“There is nobody good here to dance with...” I look over the dance floor with quiet disappointment. It is another busy Saturday night at the local tango studio. The floor is teeming with people, the air charged with that familiar electricity only tango music can incite. The smiling faces and the loving hugs deepen a feeling of guilt, “I should be enjoying myself” I think. But my mind is hell-bent on compiling a detailed list of technical imperfections and mistakes I am observing on the dance floor.
“I can’t wait to be in Buenos Aires.”
I am days away from making the epic journey, not certain if I am coming back. The depth of my hunger for tango has led me to give up my two dogs, sell my car, and buy a one-way ticket to the promise land. The birth place of tango, as I foresaw it, was populated by people who had mastered their ochos and fully realized their boleos. In my mind, it was a magical place that had all the things that were lacking in my present.
“There I will find what I am looking for even if I don’t really know what it is, I just know it will better than here.”
Fast forward some weeks and I am pinching myself as I sit in a crowded milonga in the famed city. I am mesmerized by absolutely everything around me - the men in the suits, the scantily clad women, the waves of laughter and exclamations in Spanish, the red of the walls, the warm yellow glow of the lights. I am also terrified, “what if nobody dances with me? What if I am not good enough? What if they speak Spanish to me and I don’t understand?” The intimidation deepens as I observe the dancers populating the floor. Masterful and confident to my eye, they move through space with the grace I hope to someday embody. “Will I ever be that good?”
My moment of reverie is interrupted by a newly-made friend. A beautiful woman in her 40s, she had moved to Buenos Aires years ago and was now a household presence at all of the best milongas. The moment I met her I wanted to be her.
“There is nobody good here to dance with...” she says with a sigh of disappointment.
“Wait... what? Didn’t I just say that recently?”
With disbelief I listen to her complain about the lack of musicality and the poor level of technique she is observing on the dance floor. She reminisces about other milongas, at other times, with other people...

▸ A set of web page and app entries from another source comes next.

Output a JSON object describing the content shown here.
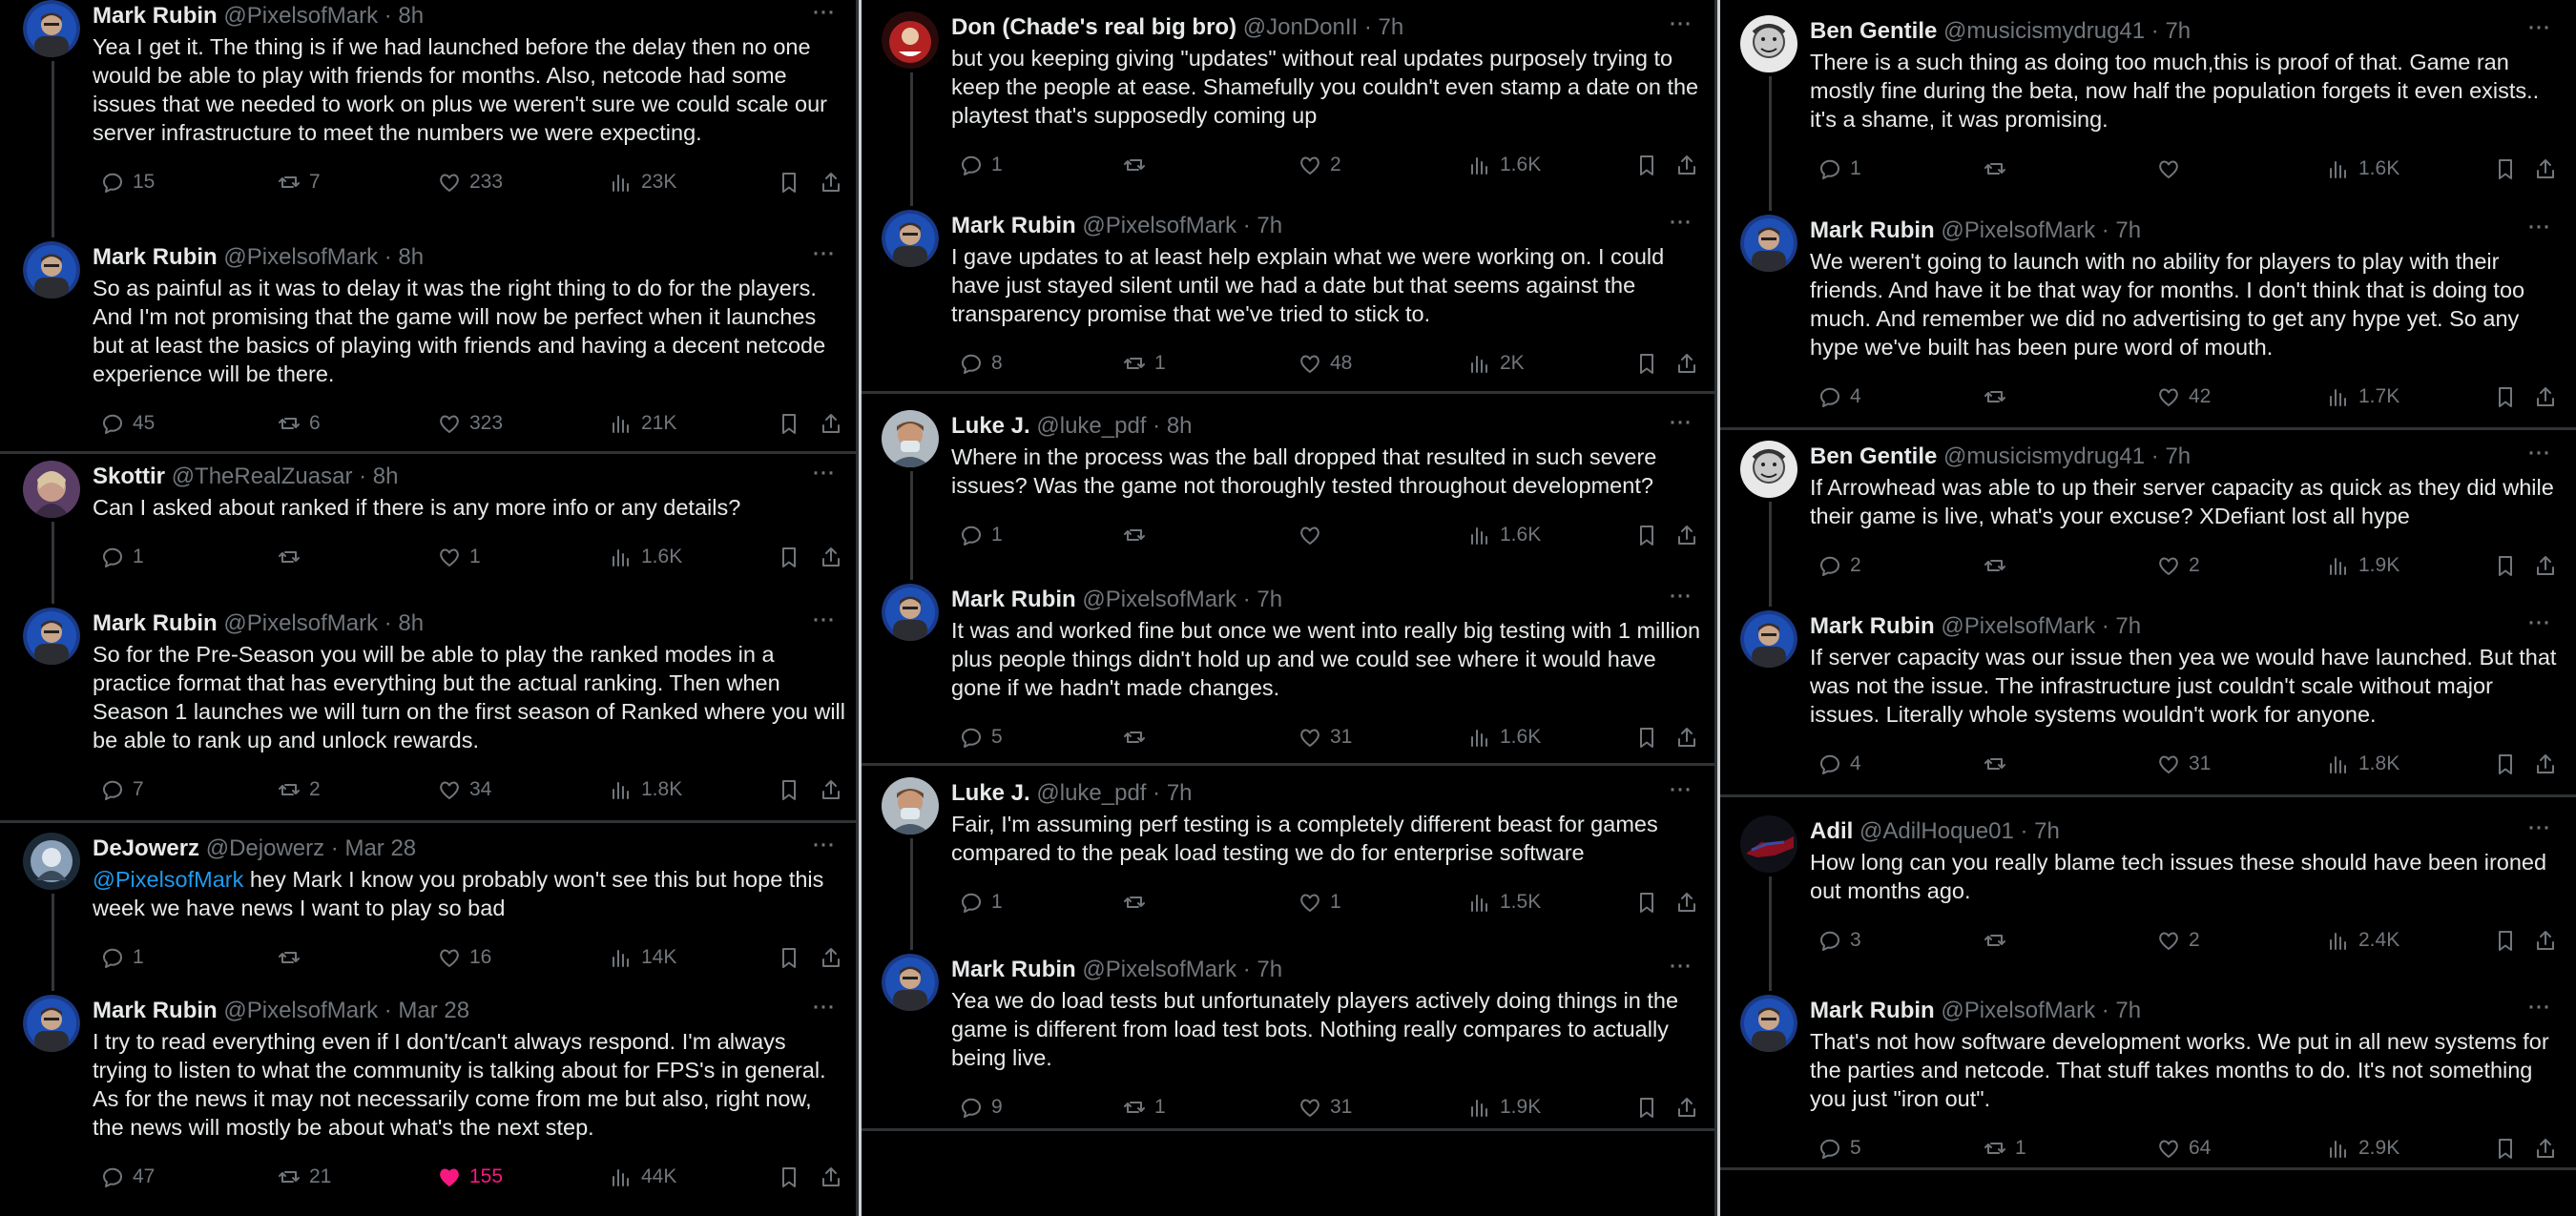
{
  "columns": [
    {
      "tweets": [
        {
          "name": "Mark Rubin",
          "handle": "@PixelsofMark",
          "time": "8h",
          "avatar": "mark",
          "lines": [
            "Yea I get it. The thing is if we had launched before the delay then no one",
            "would be able to play with friends for months. Also, netcode had some",
            "issues that we needed to work on plus we weren't sure we could scale our",
            "server infrastructure to meet the numbers we were expecting."
          ],
          "replies": "15",
          "reposts": "7",
          "likes": "233",
          "views": "23K"
        },
        {
          "name": "Mark Rubin",
          "handle": "@PixelsofMark",
          "time": "8h",
          "avatar": "mark",
          "lines": [
            "So as painful as it was to delay it was the right thing to do for the players.",
            "And I'm not promising that the game will now be perfect when it launches",
            "but at least the basics of playing with friends and having a decent netcode",
            "experience will be there."
          ],
          "replies": "45",
          "reposts": "6",
          "likes": "323",
          "views": "21K"
        },
        {
          "name": "Skottir",
          "handle": "@TheRealZuasar",
          "time": "8h",
          "avatar": "skottir",
          "lines": [
            "Can I asked about ranked if there is any more info or any details?"
          ],
          "replies": "1",
          "reposts": "",
          "likes": "1",
          "views": "1.6K"
        },
        {
          "name": "Mark Rubin",
          "handle": "@PixelsofMark",
          "time": "8h",
          "avatar": "mark",
          "lines": [
            "So for the Pre-Season you will be able to play the ranked modes in a",
            "practice format that has everything but the actual ranking. Then when",
            "Season 1 launches we will turn on the first season of Ranked where you will",
            "be able to rank up and unlock rewards."
          ],
          "replies": "7",
          "reposts": "2",
          "likes": "34",
          "views": "1.8K"
        },
        {
          "name": "DeJowerz",
          "handle": "@Dejowerz",
          "time": "Mar 28",
          "avatar": "dejowerz",
          "mention": "@PixelsofMark",
          "lines": [
            " hey Mark I know you probably won't see this but hope this",
            "week we have news I want to play so bad"
          ],
          "replies": "1",
          "reposts": "",
          "likes": "16",
          "views": "14K"
        },
        {
          "name": "Mark Rubin",
          "handle": "@PixelsofMark",
          "time": "Mar 28",
          "avatar": "mark",
          "lines": [
            "I try to read everything even if I don't/can't always respond. I'm always",
            "trying to listen to what the community is talking about for FPS's in general.",
            "As for the news it may not necessarily come from me but also, right now,",
            "the news will mostly be about what's the next step."
          ],
          "replies": "47",
          "reposts": "21",
          "likes": "155",
          "views": "44K",
          "liked": true
        }
      ]
    },
    {
      "tweets": [
        {
          "name": "Don (Chade's real big bro)",
          "handle": "@JonDonII",
          "time": "7h",
          "avatar": "don",
          "lines": [
            "but you keeping giving \"updates\" without real updates purposely trying to",
            "keep the people at ease. Shamefully you couldn't even stamp a date on the",
            "playtest that's supposedly coming up"
          ],
          "replies": "1",
          "reposts": "",
          "likes": "2",
          "views": "1.6K"
        },
        {
          "name": "Mark Rubin",
          "handle": "@PixelsofMark",
          "time": "7h",
          "avatar": "mark",
          "lines": [
            "I gave updates to at least help explain what we were working on. I could",
            "have just stayed silent until we had a date but that seems against the",
            "transparency promise that we've tried to stick to."
          ],
          "replies": "8",
          "reposts": "1",
          "likes": "48",
          "views": "2K"
        },
        {
          "name": "Luke J.",
          "handle": "@luke_pdf",
          "time": "8h",
          "avatar": "luke",
          "lines": [
            "Where in the process was the ball dropped that resulted in such severe",
            "issues? Was the game not thoroughly tested throughout development?"
          ],
          "replies": "1",
          "reposts": "",
          "likes": "",
          "views": "1.6K"
        },
        {
          "name": "Mark Rubin",
          "handle": "@PixelsofMark",
          "time": "7h",
          "avatar": "mark",
          "lines": [
            "It was and worked fine but once we went into really big testing with 1 million",
            "plus people things didn't hold up and we could see where it would have",
            "gone if we hadn't made changes."
          ],
          "replies": "5",
          "reposts": "",
          "likes": "31",
          "views": "1.6K"
        },
        {
          "name": "Luke J.",
          "handle": "@luke_pdf",
          "time": "7h",
          "avatar": "luke",
          "lines": [
            "Fair, I'm assuming perf testing is a completely different beast for games",
            "compared to the peak load testing we do for enterprise software"
          ],
          "replies": "1",
          "reposts": "",
          "likes": "1",
          "views": "1.5K"
        },
        {
          "name": "Mark Rubin",
          "handle": "@PixelsofMark",
          "time": "7h",
          "avatar": "mark",
          "lines": [
            "Yea we do load tests but unfortunately players actively doing things in the",
            "game is different from load test bots. Nothing really compares to actually",
            "being live."
          ],
          "replies": "9",
          "reposts": "1",
          "likes": "31",
          "views": "1.9K"
        }
      ]
    },
    {
      "tweets": [
        {
          "name": "Ben Gentile",
          "handle": "@musicismydrug41",
          "time": "7h",
          "avatar": "ben",
          "lines": [
            "There is a such thing as doing too much,this is proof of that. Game ran",
            "mostly fine during the beta, now half the population forgets it even exists..",
            "it's a shame, it was promising."
          ],
          "replies": "1",
          "reposts": "",
          "likes": "",
          "views": "1.6K"
        },
        {
          "name": "Mark Rubin",
          "handle": "@PixelsofMark",
          "time": "7h",
          "avatar": "mark",
          "lines": [
            "We weren't going to launch with no ability for players to play with their",
            "friends. And have it be that way for months. I don't think that is doing too",
            "much. And remember we did no advertising to get any hype yet. So any",
            "hype we've built has been pure word of mouth."
          ],
          "replies": "4",
          "reposts": "",
          "likes": "42",
          "views": "1.7K"
        },
        {
          "name": "Ben Gentile",
          "handle": "@musicismydrug41",
          "time": "7h",
          "avatar": "ben",
          "lines": [
            "If Arrowhead was able to up their server capacity as quick as they did while",
            "their game is live, what's your excuse? XDefiant lost all hype"
          ],
          "replies": "2",
          "reposts": "",
          "likes": "2",
          "views": "1.9K"
        },
        {
          "name": "Mark Rubin",
          "handle": "@PixelsofMark",
          "time": "7h",
          "avatar": "mark",
          "lines": [
            "If server capacity was our issue then yea we would have launched. But that",
            "was not the issue. The infrastructure just couldn't scale without major",
            "issues. Literally whole systems wouldn't work for anyone."
          ],
          "replies": "4",
          "reposts": "",
          "likes": "31",
          "views": "1.8K"
        },
        {
          "name": "Adil",
          "handle": "@AdilHoque01",
          "time": "7h",
          "avatar": "adil",
          "lines": [
            "How long can you really blame tech issues these should have been ironed",
            "out months ago."
          ],
          "replies": "3",
          "reposts": "",
          "likes": "2",
          "views": "2.4K"
        },
        {
          "name": "Mark Rubin",
          "handle": "@PixelsofMark",
          "time": "7h",
          "avatar": "mark",
          "lines": [
            "That's not how software development works. We put in all new systems for",
            "the parties and netcode. That stuff takes months to do. It's not something",
            "you just \"iron out\"."
          ],
          "replies": "5",
          "reposts": "1",
          "likes": "64",
          "views": "2.9K"
        }
      ]
    }
  ],
  "colors": {
    "background": "#000000",
    "text": "#e7e9ea",
    "muted": "#71767b",
    "link": "#1d9bf0",
    "like_active": "#f91880",
    "divider": "#2f3336"
  }
}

How is this possible? This is where the grass is supposed to be at its greenest! But as I was to learn over the next months that I lived there, wishing for something different is a universal experience that has almost nothing to do with external factors. The place where I am not can always appear better than where I am. The grass might always appear greener over there, but greener or not, it’s still just grass.